Once you get comfortable with this variation, you can begin to grip by the knee instead of the ankle. The benefit of this grip is that since you are gripping closer to the body, you are able to control the entire leg easier, rather than just the foot and ankle. The knee grip allows you to lift your partner’s tailbone slightly off of the mat and twist to collapse their legs away from you. Once their leg if out of the way you can easily pass around them, rather than cut through. After you have completely circled around their legs then you are free to drop into side control and continue submission hunting from there.
Your opponent will be trying to keep their feet on your biceps, so in order to gain control of the pass you will need to swim inside of their legs before starting to move in. Since this move is so simplistic in theory, it is a favorite amongst most Jiu Jitsu practitioners. Not only is it applicable in Gi and Nogi, but it can also be used when going against someone that is a different size than them (particularly helpful for the lighter grapplers!).
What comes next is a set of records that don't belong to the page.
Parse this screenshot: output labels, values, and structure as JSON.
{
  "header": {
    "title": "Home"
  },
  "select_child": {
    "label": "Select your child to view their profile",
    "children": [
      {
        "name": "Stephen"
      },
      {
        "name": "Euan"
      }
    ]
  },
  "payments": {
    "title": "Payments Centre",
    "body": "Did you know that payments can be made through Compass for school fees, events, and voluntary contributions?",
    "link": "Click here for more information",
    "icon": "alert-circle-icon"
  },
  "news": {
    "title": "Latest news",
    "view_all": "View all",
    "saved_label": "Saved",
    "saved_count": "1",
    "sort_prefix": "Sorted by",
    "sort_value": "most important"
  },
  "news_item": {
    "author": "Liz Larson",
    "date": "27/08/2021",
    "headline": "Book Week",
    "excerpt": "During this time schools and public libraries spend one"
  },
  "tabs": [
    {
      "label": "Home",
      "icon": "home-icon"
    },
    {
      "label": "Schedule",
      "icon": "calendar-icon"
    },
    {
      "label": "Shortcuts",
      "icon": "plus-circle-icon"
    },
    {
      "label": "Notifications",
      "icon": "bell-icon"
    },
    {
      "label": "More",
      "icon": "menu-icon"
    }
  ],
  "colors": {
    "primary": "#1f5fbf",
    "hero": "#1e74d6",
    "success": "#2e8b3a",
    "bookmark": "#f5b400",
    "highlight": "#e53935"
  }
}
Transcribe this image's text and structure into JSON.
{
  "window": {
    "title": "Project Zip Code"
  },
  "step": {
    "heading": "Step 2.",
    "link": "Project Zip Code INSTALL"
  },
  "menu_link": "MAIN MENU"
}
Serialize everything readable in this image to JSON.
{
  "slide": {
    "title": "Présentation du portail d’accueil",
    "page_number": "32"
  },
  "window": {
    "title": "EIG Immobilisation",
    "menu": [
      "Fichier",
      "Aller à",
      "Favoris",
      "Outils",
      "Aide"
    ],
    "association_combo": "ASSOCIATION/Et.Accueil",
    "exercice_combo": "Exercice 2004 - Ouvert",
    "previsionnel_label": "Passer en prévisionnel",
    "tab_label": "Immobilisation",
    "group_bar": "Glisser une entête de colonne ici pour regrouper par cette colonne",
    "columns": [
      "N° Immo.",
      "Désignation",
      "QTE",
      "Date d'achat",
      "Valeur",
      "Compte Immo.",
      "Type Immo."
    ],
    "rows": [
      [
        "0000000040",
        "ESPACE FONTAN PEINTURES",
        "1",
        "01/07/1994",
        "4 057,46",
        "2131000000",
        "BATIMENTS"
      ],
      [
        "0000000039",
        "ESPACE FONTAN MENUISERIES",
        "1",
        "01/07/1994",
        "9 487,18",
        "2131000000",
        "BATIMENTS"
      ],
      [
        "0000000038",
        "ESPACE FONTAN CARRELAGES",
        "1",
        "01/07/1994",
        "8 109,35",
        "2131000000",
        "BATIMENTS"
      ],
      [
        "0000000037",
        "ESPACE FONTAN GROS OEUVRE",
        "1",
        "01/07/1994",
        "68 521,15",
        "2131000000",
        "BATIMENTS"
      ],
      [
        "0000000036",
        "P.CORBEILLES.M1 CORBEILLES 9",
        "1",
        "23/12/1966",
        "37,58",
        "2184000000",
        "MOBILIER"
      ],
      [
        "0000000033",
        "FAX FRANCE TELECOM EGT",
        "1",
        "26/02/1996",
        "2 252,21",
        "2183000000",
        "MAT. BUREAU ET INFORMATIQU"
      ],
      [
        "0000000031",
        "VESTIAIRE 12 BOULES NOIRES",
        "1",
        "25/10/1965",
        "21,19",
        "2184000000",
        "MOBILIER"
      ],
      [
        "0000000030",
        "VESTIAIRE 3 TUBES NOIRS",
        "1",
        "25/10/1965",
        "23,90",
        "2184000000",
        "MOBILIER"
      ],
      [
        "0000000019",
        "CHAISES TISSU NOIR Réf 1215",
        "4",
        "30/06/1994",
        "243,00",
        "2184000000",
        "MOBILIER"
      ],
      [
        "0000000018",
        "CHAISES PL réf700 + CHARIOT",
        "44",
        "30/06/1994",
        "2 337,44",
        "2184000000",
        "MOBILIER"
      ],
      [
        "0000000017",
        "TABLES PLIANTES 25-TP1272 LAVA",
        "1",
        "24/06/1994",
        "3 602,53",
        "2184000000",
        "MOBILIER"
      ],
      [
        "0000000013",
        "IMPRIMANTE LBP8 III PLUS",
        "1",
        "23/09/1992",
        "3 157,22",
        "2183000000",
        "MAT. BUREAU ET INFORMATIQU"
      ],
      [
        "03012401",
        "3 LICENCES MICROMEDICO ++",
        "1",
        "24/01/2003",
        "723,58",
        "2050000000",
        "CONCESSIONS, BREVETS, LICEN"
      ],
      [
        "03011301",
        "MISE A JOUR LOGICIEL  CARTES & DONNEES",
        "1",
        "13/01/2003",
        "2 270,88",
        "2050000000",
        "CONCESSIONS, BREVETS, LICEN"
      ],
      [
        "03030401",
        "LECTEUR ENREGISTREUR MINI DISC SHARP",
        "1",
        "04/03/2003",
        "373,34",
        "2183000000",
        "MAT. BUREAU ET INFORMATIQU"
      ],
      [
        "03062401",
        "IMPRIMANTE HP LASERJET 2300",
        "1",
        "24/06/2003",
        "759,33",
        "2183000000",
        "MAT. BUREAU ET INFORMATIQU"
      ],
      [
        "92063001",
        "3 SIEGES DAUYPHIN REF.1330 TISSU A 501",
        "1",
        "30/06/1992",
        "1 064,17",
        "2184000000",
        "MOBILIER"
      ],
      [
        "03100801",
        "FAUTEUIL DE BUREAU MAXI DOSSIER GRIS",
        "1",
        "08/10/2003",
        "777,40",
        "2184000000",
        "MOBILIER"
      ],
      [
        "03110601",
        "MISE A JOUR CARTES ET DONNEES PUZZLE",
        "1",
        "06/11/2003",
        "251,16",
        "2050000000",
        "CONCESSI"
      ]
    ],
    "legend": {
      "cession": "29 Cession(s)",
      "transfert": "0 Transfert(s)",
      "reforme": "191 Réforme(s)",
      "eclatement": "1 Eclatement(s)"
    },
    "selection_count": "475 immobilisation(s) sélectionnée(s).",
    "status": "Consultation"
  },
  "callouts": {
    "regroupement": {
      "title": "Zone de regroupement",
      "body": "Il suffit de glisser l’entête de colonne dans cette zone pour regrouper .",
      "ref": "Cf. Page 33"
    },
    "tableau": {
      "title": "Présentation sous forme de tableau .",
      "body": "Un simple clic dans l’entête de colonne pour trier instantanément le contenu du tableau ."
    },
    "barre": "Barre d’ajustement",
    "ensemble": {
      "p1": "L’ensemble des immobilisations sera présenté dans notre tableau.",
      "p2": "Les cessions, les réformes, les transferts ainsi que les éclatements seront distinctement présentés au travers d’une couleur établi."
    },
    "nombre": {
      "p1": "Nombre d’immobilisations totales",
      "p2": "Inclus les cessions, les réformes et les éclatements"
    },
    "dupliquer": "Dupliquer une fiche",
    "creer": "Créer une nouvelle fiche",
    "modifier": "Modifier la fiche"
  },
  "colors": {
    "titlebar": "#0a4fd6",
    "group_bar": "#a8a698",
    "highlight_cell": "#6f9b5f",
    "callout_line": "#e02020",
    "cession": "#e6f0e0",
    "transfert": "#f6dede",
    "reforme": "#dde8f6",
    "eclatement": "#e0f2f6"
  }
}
The bullfighter pass is helpful to use when passing someone’s guard is near impossible; getting through their legs and up to their head involves a huge amount of energy and will likely result in getting caught in a position you hadn’t planned on. Rather than try to force your way through a person literally from their feet up to their head, you can just go around!
Lachlan Giles Incorporating The Leg Drag
There are a few different variations off of the classic side control Toreando pass to choose from, depending on your strengths, your opponents defensive skills and what your positioning allows for at the time during your match. Instead of ending in side control using shoulder pressure, you can land in knee on belly, especially if your partner remains on the ground and doesn’t attempt to sit up during your pass.
You also have a few options when it comes to where you pin your partners feet; you can use the leg drag version or the throw past. Working a combination of the two, there is the option to land in reverse knee on belly and avoid (as much as possible) their guard maintenance by completely going around the legs and feet. If the person you are working with has a very strong guard recovery, then a hip switch might be your best bet. This involves allowing them to carry you with the power of their hip out, making them essentially pull you into an almost reverse scarf hold position.
Along those same lines, you can use the knees-in technique, using your partners reaction to you pinning their knees to there chest. Test out all of these different methods and scenarios to determine which you are most successful at and what works for your style, but be on the lookout for a way to use them all!